“Our goal has always been to be a trusted partner for our customers and to provide attractive and distinctive products that bring enjoyment and peace of mind. We rely on technology to help us continuously improve and innovate so that we can offer the best experience to our customers. Being able to quickly conduct the vast number of simulations needed to improve crash safety and driving performance is a key focus for us. We selected OCI HPC to improve the speed of computations of collision simulations and to optimize costs. OCI gives us access to the cloud tools we need so we can automate and run jobs seamlessly, enabling faster design and development,” said Yoshihiro Takekuma, IT Operation and Management Section, Engineering Information Management Department, Subaru Corporation.

The Japanese car giant is using OCI bare metal HPC computing.
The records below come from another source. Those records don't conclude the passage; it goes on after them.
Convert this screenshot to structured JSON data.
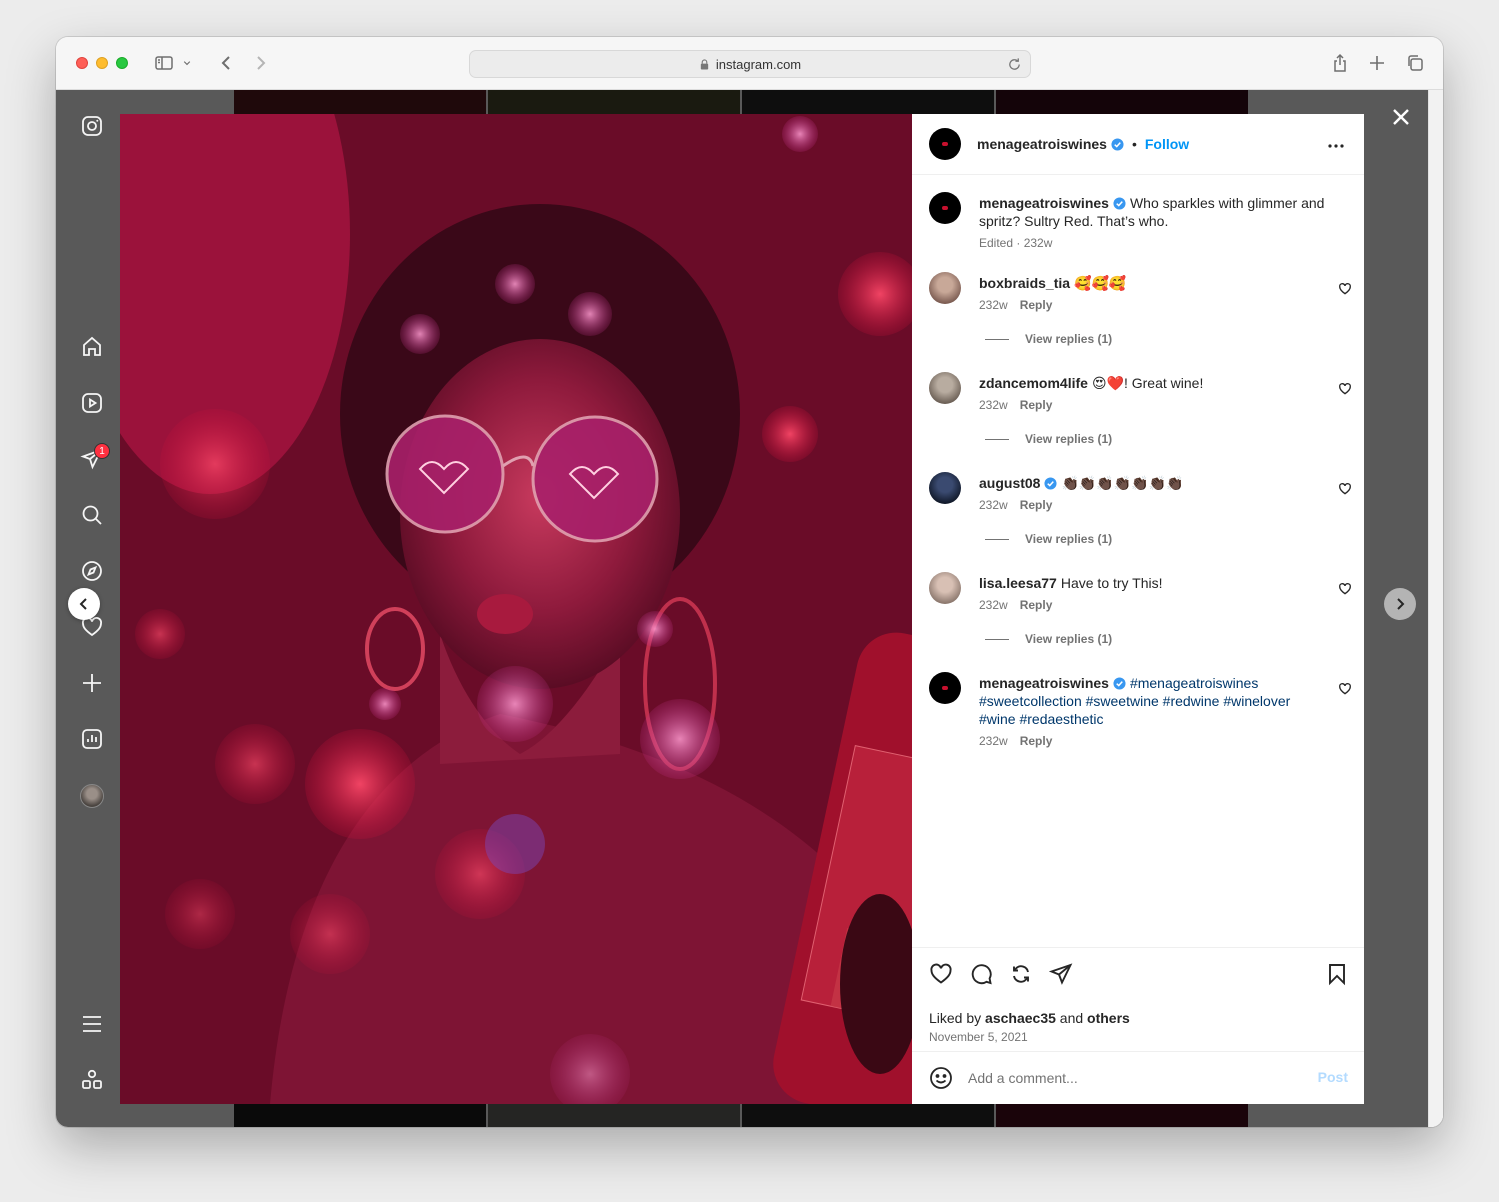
{
  "browser": {
    "url": "instagram.com"
  },
  "nav": {
    "notification_count": "1"
  },
  "post": {
    "username": "menageatroiswines",
    "follow_label": "Follow",
    "separator": "•",
    "caption": {
      "username": "menageatroiswines",
      "text": "Who sparkles with glimmer and spritz? Sultry Red. That’s who.",
      "meta": "Edited · 232w"
    },
    "comments": [
      {
        "username": "boxbraids_tia",
        "text": "🥰🥰🥰",
        "time": "232w",
        "reply_label": "Reply",
        "view_replies": "View replies (1)",
        "avatar_color": "#7a5a50"
      },
      {
        "username": "zdancemom4life",
        "text": "😍❤️! Great wine!",
        "time": "232w",
        "reply_label": "Reply",
        "view_replies": "View replies (1)",
        "avatar_color": "#8c7f74"
      },
      {
        "username": "august08",
        "text": "👏🏿👏🏿👏🏿👏🏿👏🏿👏🏿👏🏿",
        "time": "232w",
        "reply_label": "Reply",
        "view_replies": "View replies (1)",
        "avatar_color": "#1a2540"
      },
      {
        "username": "lisa.leesa77",
        "text": "Have to try This!",
        "time": "232w",
        "reply_label": "Reply",
        "view_replies": "View replies (1)",
        "avatar_color": "#a8968c"
      },
      {
        "username": "menageatroiswines",
        "hashtags": "#menageatroiswines #sweetcollection #sweetwine #redwine #winelover #wine #redaesthetic",
        "time": "232w",
        "reply_label": "Reply"
      }
    ],
    "likes": {
      "prefix": "Liked by",
      "user": "aschaec35",
      "and": "and",
      "others": "others"
    },
    "date": "November 5, 2021",
    "add_comment_placeholder": "Add a comment...",
    "post_label": "Post"
  },
  "colors": {
    "accent": "#0095f6",
    "verified": "#3897f0",
    "badge": "#ff3040"
  },
  "icons": {
    "nav": [
      "instagram-icon",
      "home-icon",
      "reels-icon",
      "messages-icon",
      "search-icon",
      "explore-icon",
      "notifications-icon",
      "create-icon",
      "dashboard-icon",
      "profile-avatar",
      "menu-icon",
      "more-apps-icon"
    ],
    "actions": [
      "like-icon",
      "comment-icon",
      "repost-icon",
      "share-icon",
      "save-icon"
    ]
  }
}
Argo Graphics Inc., one of Subaru’s long-term IT partners, supported the migration of the company’s HPC workloads to OCI, which started operations in May 2022.

SEC fines Oracle over bribery
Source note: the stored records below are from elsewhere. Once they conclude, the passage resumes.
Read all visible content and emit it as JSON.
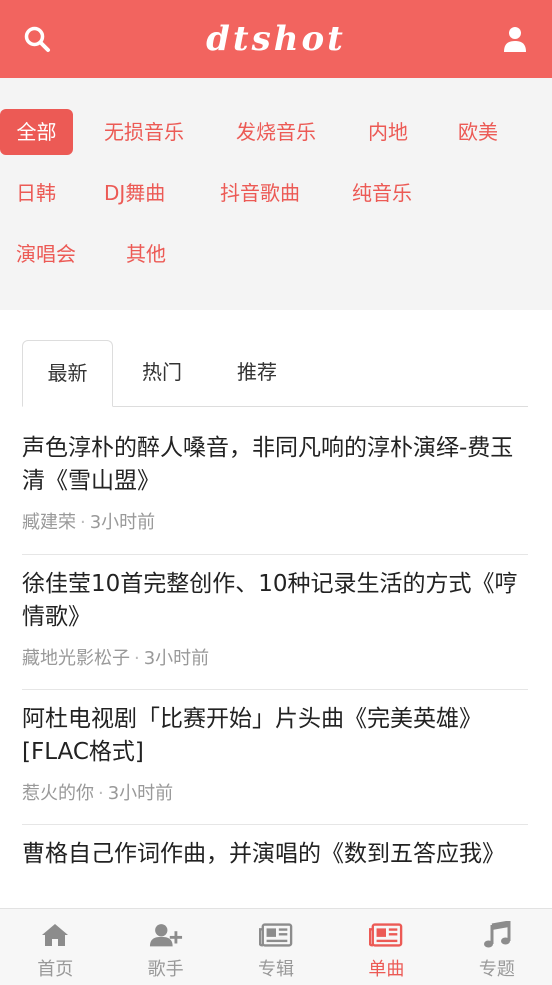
{
  "header": {
    "logo": "dtshot",
    "search_icon": "search-icon",
    "user_icon": "user-icon"
  },
  "categories": [
    "全部",
    "无损音乐",
    "发烧音乐",
    "内地",
    "欧美",
    "日韩",
    "DJ舞曲",
    "抖音歌曲",
    "纯音乐",
    "演唱会",
    "其他"
  ],
  "tabs": [
    "最新",
    "热门",
    "推荐"
  ],
  "articles": [
    {
      "title": "声色淳朴的醉人嗓音，非同凡响的淳朴演绎-费玉清《雪山盟》",
      "author": "臧建荣",
      "time": "3小时前"
    },
    {
      "title": "徐佳莹10首完整创作、10种记录生活的方式《哼情歌》",
      "author": "藏地光影松子",
      "time": "3小时前"
    },
    {
      "title": "阿杜电视剧「比赛开始」片头曲《完美英雄》[FLAC格式]",
      "author": "惹火的你",
      "time": "3小时前"
    },
    {
      "title": "曹格自己作词作曲，并演唱的《数到五答应我》",
      "author": "",
      "time": ""
    }
  ],
  "footer": [
    {
      "label": "首页",
      "icon": "home-icon"
    },
    {
      "label": "歌手",
      "icon": "add-user-icon"
    },
    {
      "label": "专辑",
      "icon": "newspaper-icon"
    },
    {
      "label": "单曲",
      "icon": "newspaper-icon"
    },
    {
      "label": "专题",
      "icon": "music-note-icon"
    }
  ],
  "colors": {
    "accent": "#f2645f",
    "accent_text": "#ec5a55"
  }
}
This week also saw the US Securities and Exchange Commission (SEC) fine Oracle more than $23 million over bribery charges.

The SEC announced Oracle violated provisions of the Foreign Corrupt Practices Act (FCPA) when subsidiaries in Turkey, the United Arab Emirates (UAE), and India created and used slush funds to bribe foreign officials in return for business between 2016 and 2019.

“The creation of off-book slush funds inherently gives rise to the risk those funds will be used improperly, which is exactly what happened here at Oracle’s Turkey, UAE, and India subsidiaries,” said Charles Cain, the SEC’s FCPA Unit Chief. “This matter highlights the critical need for effective internal accounting controls throughout the entirety of a company’s operations.”

The SEC previously sanctioned Oracle in connection with the creation of slush funds. In 2012, Oracle resolved charges relating to the creation of millions of dollars of side funds by Oracle India.

Without admitting or denying the SEC’s findings, Oracle agreed to cease and desist from committing violations of the anti-bribery, books and records, and internal accounting controls provisions of the FCPA and to pay approximately $8 million in disgorgement and a $15 million penalty.